When I got invited by my friend Julia to see the exhibition dedicated to the personal style of Jacqueline de Ribes at the MET museum, I did not know much about de Ribes. But after marvelling at every single exhibited dress and reading fascinating stories about the beautiful Countess Jacqueline, I was eager to learn more and share with you.
About Jacqueline de Ribes
The Countess Jacqueline de Ribes was born with her title in 1929 and married at the age of 18 to Vicomte Edouard de Ribes, a very rich banker who later became Comte de Ribes. The Countess was everything and more of what you might imagine a French aristocrat to be. She was raised in a lavish chateau with a myriad of servants and the best Parisian dressmakers willing to satisfy her every fashion whim.

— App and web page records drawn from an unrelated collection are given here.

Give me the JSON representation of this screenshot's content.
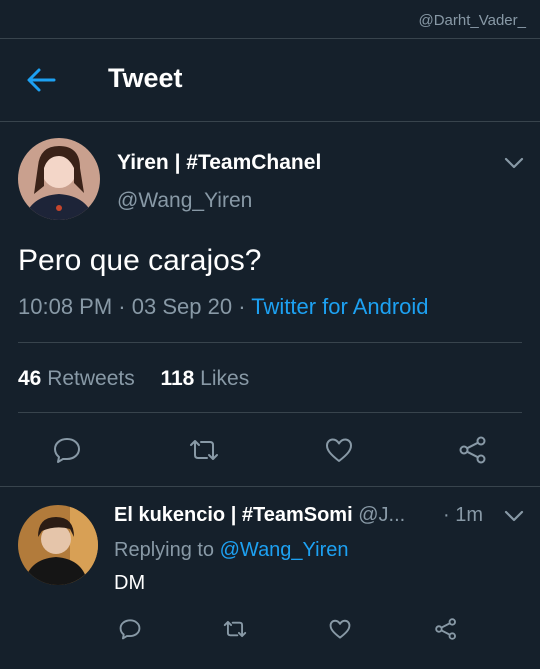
{
  "watermark": "@Darht_Vader_",
  "header": {
    "title": "Tweet",
    "back_icon": "arrow-left-icon"
  },
  "tweet": {
    "display_name": "Yiren | #TeamChanel",
    "handle": "@Wang_Yiren",
    "text": "Pero que carajos?",
    "time": "10:08 PM",
    "date": "03 Sep 20",
    "separator": "·",
    "source": "Twitter for Android",
    "retweets_count": "46",
    "retweets_label": "Retweets",
    "likes_count": "118",
    "likes_label": "Likes",
    "actions": [
      "reply-icon",
      "retweet-icon",
      "like-icon",
      "share-icon"
    ]
  },
  "reply": {
    "display_name": "El kukencio | #TeamSomi",
    "handle": "@J...",
    "time": "· 1m",
    "replying_label": "Replying to",
    "replying_to": "@Wang_Yiren",
    "text": "DM",
    "actions": [
      "reply-icon",
      "retweet-icon",
      "like-icon",
      "share-icon"
    ]
  },
  "colors": {
    "background": "#15202b",
    "accent": "#1da1f2",
    "muted": "#8899a6",
    "divider": "#38444d"
  }
}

By the 50's, the Countess de Ribes earned the title of "Reigning Queen of Paris" and became the centre of attention at every gala and masquerade ball she attended (and she attended hundreds of them!). Early on, the Countess mastered the art of the grand entrance. She would plan every detail of her appearance thoroughly and was almost always ridiculously late even to the most important events.
LE BAL ORIENTAL
In 1951, de Ribes made quite an impression at the Venetian Ball du Siecle at the Palazzo Labia. Just so you can understand the extent of how difficult it was to stand out at that 1951 ball, I will give you a little glimpse into that night.
Le Bal Oriental was hosted by Charles de Beistegui. Invitations were sent out 6 months(!) prior to the event to give guests enough time to design their elaborate, over-the-top costumes. The ball's theme The Banquet of Cleopatra was inspired by Giovanni Battista Tiepolo's famous fresco in the Palazzo Labia that Beistegui, by the way, owned. The guest list included everyone who was anyone. Christian Dior attended the party in a costume designed by Salvador Dalí, and Dalí showed up in a creation by Dior. The majority of guests were dressed in lavish, opulent costumes made from exquisite fabrics and adorned with ridiculously expensive fine jewellery. The ball was the ultimate, exquisite masquerade, that could have rivalled one of Marie Antoinette's own parties.
In the middle of that visual feast appeared the young Countess De Ribes, un-fashionably late of course, but dressed in a white dress as seen on an 18th century painting by Pietro Longhi, accompanied by two identically attired women to complete her costume. Since then, her entrances were impatiently awaited.
Jacqueline de Ribes would combine the unimaginable: creating looks so memorable people would discuss them for years, re-designed couture pieces and wore extravagant headpieces, doing so with immeasurable grace and confidence. Her father-in-law once described Jacqueline as a cross between a Russian princess and a showgirl from Folies Bergere.
The Countess was photographed by the most famous photographers of the time, including Richard Avedon who called her his muse. She was a patron of many designers including Dior, Valentino and Yves Saint Laurent.
With her love of couture fashion, it was only a matter of time before the Countess launched her own fashion line. On her 53rd birthday she informed everyone that she was starting her pret-a-porter clothing line. Her husband, children and friend, Yves Saint Laurent, supported her and the line was a success. Unfortunately, due to health problems, Jacqueline had to dissolve her fashion house in 1995.
At the age of 86, Jacqueline still turns heads and looks as elegant as ever. The MET exhibition dedicated to her style was a great success and I am happy to share a few photographs from the exhibition with you all. In the future, I would love to re-create some of the Countess de Ribes' iconic looks, but for now enjoy the fashion feast!